### TASK TO COMPLETE
Would you retype, word for word, the line with "Serialize everything readable" and every line after it through the end of the records below?

Records from a data collection
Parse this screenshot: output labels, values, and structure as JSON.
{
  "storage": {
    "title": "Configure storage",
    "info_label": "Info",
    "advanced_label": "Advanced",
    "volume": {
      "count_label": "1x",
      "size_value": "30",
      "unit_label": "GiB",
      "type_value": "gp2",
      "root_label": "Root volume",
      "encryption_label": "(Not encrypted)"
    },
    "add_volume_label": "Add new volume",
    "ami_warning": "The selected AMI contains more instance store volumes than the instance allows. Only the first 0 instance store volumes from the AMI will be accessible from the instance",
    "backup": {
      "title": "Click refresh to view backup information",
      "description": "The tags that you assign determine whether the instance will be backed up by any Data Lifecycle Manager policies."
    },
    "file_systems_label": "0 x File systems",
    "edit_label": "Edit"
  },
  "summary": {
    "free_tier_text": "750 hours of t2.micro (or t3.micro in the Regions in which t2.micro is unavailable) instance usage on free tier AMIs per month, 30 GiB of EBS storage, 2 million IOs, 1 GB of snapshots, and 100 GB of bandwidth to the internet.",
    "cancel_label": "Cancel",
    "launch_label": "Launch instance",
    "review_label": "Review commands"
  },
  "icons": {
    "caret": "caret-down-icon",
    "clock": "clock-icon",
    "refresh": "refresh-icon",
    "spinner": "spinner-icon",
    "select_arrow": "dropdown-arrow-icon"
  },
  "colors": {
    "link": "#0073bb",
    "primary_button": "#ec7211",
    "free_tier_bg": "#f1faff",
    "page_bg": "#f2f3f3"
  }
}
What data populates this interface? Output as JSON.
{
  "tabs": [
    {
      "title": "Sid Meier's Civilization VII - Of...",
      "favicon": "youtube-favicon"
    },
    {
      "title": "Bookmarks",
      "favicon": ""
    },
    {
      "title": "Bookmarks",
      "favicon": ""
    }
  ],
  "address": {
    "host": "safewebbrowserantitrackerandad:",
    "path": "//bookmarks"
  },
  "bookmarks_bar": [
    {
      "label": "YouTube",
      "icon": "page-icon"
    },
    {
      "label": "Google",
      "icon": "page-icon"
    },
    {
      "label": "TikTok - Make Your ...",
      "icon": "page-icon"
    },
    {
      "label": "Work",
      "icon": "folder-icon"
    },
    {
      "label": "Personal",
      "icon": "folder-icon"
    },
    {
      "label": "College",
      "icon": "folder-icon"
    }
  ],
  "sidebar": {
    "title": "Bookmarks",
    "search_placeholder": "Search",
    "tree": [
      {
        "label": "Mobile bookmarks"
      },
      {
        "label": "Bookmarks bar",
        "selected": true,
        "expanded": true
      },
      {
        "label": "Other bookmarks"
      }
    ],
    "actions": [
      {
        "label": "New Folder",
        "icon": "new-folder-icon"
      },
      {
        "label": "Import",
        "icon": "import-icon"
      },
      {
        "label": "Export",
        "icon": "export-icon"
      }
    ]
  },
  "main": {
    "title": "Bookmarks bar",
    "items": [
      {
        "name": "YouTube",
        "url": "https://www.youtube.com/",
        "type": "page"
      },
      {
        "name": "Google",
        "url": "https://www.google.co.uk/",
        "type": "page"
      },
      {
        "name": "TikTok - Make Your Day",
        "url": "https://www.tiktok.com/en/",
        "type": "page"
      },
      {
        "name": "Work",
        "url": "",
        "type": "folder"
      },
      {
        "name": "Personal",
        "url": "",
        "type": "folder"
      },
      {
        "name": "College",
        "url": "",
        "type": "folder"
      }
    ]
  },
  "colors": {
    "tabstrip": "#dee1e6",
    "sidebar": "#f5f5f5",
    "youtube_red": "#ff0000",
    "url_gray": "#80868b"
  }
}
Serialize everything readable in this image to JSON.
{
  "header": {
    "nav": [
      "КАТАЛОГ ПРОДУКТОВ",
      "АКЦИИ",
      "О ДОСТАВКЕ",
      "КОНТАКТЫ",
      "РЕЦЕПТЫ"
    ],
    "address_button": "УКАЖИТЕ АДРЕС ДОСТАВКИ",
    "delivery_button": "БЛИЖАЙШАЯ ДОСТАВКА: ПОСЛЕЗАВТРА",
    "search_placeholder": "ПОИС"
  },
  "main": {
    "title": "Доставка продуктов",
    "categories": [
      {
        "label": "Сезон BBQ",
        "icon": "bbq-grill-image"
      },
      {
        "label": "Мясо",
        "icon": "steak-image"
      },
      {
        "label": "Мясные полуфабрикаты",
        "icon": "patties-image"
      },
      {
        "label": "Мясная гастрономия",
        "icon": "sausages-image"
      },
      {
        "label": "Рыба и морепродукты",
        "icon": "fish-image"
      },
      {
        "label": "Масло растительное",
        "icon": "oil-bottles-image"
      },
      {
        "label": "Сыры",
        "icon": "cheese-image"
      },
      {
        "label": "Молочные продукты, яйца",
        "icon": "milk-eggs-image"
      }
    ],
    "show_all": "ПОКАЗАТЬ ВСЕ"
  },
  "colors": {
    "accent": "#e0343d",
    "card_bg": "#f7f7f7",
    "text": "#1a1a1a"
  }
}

### EXPECTED OUTPUT
Serialize everything readable in this image to JSON.
{
  "header": {
    "nav": [
      "КАТАЛОГ ПРОДУКТОВ",
      "АКЦИИ",
      "О ДОСТАВКЕ",
      "КОНТАКТЫ",
      "РЕЦЕПТЫ"
    ],
    "address_button": "УКАЖИТЕ АДРЕС ДОСТАВКИ",
    "delivery_button": "БЛИЖАЙШАЯ ДОСТАВКА: ПОСЛЕЗАВТРА",
    "search_placeholder": "ПОИС"
  },
  "main": {
    "title": "Доставка продуктов",
    "categories": [
      {
        "label": "Сезон BBQ",
        "icon": "bbq-grill-image"
      },
      {
        "label": "Мясо",
        "icon": "steak-image"
      },
      {
        "label": "Мясные полуфабрикаты",
        "icon": "patties-image"
      },
      {
        "label": "Мясная гастрономия",
        "icon": "sausages-image"
      },
      {
        "label": "Рыба и морепродукты",
        "icon": "fish-image"
      },
      {
        "label": "Масло растительное",
        "icon": "oil-bottles-image"
      },
      {
        "label": "Сыры",
        "icon": "cheese-image"
      },
      {
        "label": "Молочные продукты, яйца",
        "icon": "milk-eggs-image"
      }
    ],
    "show_all": "ПОКАЗАТЬ ВСЕ"
  },
  "colors": {
    "accent": "#e0343d",
    "card_bg": "#f7f7f7",
    "text": "#1a1a1a"
  }
}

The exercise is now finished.